`Fib(n)`

as sum of time to calculate`Fib(n-1)`

plus the time to calculate`Fib(n-2)`

plus the time to add them together (`O(1)`

). This is assuming that repeated evaluations of the same`Fib(n)`

take the same time - i.e. no memoization is use.`T(n<=1) = O(1)`

`T(n) = T(n-1) + T(n-2) + O(1)`

You solve this recurrence relation (using generating functions, for instance) and you'll end up with the answer.

Alternatively, you can draw the recursion tree, which will have depth

`n`

and intuitively figure out that this function is asymptotically`O(2`

^{n}`)`

. You can then prove your conjecture by induction.Base:

`n = 1`

is obviousAssume

`T(n-1) = O(2`

^{n-1}`)`

,therefore`T(n) = T(n-1) + T(n-2) + O(1)`

which is equal to`T(n) = O(2`

^{n-1}`) + O(2`

^{n-2}`) + O(1) = O(2`

^{n}`)`

However, as noted in a comment, this is not the tight bound. An interesting fact about this function is that the T(n) is asymptotically

the sameas the value of`Fib(n)`

since both are defined as`f(n) = f(n-1) + f(n-2)`

.The leaves of the recursion tree will always return 1. The value of

`Fib(n)`

is sum of all values returned by the leaves in the recursion tree which is equal to the count of leaves. Since each leaf will take O(1) to compute,`T(n)`

is equal to`Fib(n) x O(1)`

. Consequently, the tight bound for this function is the Fibonacci sequence itself (~`θ(1.6`
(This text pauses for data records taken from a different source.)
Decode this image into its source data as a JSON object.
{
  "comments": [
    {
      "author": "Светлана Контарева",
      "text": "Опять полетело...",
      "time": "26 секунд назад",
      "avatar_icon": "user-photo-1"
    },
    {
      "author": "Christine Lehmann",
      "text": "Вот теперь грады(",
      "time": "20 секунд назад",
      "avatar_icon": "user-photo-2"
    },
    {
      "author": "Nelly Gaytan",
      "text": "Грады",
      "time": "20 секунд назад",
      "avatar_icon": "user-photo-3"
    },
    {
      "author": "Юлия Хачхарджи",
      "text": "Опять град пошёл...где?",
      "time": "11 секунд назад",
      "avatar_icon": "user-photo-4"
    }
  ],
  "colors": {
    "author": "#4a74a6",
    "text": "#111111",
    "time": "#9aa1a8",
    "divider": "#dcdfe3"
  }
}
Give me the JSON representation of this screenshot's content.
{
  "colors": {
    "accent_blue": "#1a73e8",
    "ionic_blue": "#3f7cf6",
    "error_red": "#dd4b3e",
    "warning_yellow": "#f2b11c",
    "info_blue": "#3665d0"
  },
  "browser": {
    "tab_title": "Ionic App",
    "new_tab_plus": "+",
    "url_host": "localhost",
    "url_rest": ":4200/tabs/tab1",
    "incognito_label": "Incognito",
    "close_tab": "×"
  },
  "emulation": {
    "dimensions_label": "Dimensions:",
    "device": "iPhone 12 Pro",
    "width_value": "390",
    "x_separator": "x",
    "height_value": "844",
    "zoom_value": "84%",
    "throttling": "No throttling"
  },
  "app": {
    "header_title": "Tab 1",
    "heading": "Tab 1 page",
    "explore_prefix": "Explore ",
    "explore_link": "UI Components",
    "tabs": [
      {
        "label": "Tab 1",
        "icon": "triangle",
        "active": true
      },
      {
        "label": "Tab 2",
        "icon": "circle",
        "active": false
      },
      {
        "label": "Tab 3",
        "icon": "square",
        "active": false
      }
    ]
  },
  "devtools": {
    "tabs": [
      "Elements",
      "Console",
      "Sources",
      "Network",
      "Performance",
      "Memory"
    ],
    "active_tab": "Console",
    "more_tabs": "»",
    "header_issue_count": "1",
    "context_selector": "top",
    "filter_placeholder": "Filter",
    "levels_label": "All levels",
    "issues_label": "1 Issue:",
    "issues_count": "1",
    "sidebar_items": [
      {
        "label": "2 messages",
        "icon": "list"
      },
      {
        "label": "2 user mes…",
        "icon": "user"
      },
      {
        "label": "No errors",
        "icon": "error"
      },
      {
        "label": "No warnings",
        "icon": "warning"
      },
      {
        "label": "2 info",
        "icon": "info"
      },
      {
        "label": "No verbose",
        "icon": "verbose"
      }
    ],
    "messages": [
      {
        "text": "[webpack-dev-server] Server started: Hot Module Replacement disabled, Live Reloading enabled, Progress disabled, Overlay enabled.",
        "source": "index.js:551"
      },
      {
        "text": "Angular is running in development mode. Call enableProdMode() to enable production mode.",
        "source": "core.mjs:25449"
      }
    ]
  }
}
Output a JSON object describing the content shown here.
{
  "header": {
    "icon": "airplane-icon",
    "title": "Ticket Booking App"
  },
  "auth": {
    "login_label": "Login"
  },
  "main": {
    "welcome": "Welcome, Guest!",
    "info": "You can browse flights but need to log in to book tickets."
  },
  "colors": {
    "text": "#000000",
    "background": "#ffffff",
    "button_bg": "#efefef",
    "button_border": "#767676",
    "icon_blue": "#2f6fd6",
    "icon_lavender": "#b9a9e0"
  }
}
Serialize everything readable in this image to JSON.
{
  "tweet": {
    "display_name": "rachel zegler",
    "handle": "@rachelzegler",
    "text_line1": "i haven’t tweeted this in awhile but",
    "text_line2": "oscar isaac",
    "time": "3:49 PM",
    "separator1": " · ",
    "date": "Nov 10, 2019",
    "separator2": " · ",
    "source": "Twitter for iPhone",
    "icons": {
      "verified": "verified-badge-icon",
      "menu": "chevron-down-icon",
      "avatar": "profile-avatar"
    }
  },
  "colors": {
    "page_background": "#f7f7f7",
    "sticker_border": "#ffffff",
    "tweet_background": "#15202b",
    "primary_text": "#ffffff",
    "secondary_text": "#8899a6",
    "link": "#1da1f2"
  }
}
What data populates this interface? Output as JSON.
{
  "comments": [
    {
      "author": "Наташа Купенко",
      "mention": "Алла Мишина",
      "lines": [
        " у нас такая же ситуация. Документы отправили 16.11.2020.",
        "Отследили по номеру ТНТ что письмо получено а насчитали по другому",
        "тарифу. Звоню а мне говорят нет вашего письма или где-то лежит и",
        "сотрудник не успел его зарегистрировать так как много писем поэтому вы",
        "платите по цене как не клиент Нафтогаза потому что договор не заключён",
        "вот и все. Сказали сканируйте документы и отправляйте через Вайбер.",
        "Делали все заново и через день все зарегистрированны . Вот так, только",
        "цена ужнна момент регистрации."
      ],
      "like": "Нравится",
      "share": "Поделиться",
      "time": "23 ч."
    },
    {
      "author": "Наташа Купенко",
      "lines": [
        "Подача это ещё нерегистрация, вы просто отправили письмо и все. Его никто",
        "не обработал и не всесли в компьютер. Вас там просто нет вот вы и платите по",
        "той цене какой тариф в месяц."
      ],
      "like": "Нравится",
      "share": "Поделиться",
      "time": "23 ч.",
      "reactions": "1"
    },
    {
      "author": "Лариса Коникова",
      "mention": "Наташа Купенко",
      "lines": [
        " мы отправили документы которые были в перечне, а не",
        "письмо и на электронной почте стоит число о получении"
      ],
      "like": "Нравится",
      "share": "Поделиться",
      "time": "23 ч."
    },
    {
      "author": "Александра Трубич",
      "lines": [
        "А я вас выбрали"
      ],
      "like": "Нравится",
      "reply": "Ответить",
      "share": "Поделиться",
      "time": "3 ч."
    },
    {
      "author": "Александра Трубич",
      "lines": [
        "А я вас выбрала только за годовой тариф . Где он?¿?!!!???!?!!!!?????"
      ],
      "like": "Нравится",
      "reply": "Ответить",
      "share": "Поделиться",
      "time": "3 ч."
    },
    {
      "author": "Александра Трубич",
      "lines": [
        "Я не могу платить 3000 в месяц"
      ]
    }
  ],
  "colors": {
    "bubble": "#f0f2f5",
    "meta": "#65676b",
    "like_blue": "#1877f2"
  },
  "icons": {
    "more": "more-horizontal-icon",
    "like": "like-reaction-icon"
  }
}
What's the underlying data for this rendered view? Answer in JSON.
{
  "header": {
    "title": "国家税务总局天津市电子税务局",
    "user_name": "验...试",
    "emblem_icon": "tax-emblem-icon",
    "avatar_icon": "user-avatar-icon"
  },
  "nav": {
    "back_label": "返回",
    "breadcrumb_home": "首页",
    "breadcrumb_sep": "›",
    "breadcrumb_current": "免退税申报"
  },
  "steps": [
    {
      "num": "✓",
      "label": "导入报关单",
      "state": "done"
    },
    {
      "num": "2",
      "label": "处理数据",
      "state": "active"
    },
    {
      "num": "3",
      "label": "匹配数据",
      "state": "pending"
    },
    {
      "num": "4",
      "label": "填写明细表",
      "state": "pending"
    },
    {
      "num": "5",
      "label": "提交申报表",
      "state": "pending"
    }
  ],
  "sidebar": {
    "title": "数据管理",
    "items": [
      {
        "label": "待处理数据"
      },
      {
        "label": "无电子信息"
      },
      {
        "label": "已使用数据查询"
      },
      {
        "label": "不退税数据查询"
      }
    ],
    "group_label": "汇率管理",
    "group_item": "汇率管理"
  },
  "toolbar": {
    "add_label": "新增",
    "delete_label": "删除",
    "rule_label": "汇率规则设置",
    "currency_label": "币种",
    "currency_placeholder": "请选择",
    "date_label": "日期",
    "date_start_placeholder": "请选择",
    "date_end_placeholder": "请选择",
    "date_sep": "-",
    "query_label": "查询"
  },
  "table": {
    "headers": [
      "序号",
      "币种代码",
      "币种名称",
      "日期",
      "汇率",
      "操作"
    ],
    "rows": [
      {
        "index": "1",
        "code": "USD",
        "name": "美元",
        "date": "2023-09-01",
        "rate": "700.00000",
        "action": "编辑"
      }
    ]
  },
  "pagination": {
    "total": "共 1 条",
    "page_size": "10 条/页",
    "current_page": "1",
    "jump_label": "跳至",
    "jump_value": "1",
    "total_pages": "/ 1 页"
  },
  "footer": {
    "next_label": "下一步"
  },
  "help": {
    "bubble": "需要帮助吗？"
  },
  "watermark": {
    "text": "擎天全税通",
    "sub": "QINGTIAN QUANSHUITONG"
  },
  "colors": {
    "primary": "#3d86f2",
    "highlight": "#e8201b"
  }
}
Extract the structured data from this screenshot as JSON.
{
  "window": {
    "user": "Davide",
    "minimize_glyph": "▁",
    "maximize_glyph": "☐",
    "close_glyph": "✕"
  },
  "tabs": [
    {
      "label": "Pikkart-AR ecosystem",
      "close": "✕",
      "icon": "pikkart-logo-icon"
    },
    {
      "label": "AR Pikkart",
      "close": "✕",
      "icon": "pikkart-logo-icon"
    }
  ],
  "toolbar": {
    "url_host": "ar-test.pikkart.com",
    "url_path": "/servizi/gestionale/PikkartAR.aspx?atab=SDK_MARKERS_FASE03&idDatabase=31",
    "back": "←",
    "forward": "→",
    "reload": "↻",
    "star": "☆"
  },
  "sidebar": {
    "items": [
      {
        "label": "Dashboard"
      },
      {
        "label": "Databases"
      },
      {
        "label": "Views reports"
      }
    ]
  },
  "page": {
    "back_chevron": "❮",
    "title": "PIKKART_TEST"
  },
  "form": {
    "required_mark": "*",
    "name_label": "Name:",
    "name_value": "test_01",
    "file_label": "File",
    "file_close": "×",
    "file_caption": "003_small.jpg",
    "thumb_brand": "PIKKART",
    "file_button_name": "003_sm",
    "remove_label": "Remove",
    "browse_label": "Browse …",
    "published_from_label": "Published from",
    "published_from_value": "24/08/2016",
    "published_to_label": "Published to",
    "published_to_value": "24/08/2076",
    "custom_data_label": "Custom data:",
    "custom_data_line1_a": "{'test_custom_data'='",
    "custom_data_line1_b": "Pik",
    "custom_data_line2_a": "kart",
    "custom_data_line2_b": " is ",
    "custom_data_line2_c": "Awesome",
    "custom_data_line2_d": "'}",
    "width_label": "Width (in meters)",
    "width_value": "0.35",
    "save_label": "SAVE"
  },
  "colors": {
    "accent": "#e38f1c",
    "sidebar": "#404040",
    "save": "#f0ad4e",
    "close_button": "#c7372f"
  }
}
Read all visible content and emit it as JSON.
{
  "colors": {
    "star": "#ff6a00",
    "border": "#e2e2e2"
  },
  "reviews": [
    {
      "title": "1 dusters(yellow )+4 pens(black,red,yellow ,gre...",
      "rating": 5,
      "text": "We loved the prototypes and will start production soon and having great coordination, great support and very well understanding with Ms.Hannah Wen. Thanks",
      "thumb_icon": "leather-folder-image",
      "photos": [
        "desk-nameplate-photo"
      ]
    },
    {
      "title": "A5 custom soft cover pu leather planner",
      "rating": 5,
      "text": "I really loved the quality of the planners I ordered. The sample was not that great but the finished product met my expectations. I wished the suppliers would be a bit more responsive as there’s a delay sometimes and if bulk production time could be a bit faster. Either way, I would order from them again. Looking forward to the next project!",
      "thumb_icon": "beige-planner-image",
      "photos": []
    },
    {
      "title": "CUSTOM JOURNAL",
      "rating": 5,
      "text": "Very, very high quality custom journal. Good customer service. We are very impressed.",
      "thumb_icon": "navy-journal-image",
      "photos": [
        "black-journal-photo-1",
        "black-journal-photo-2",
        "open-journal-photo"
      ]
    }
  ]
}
^{n}`)`

). You can find out this tight bound by using generating functions as I'd mentioned above.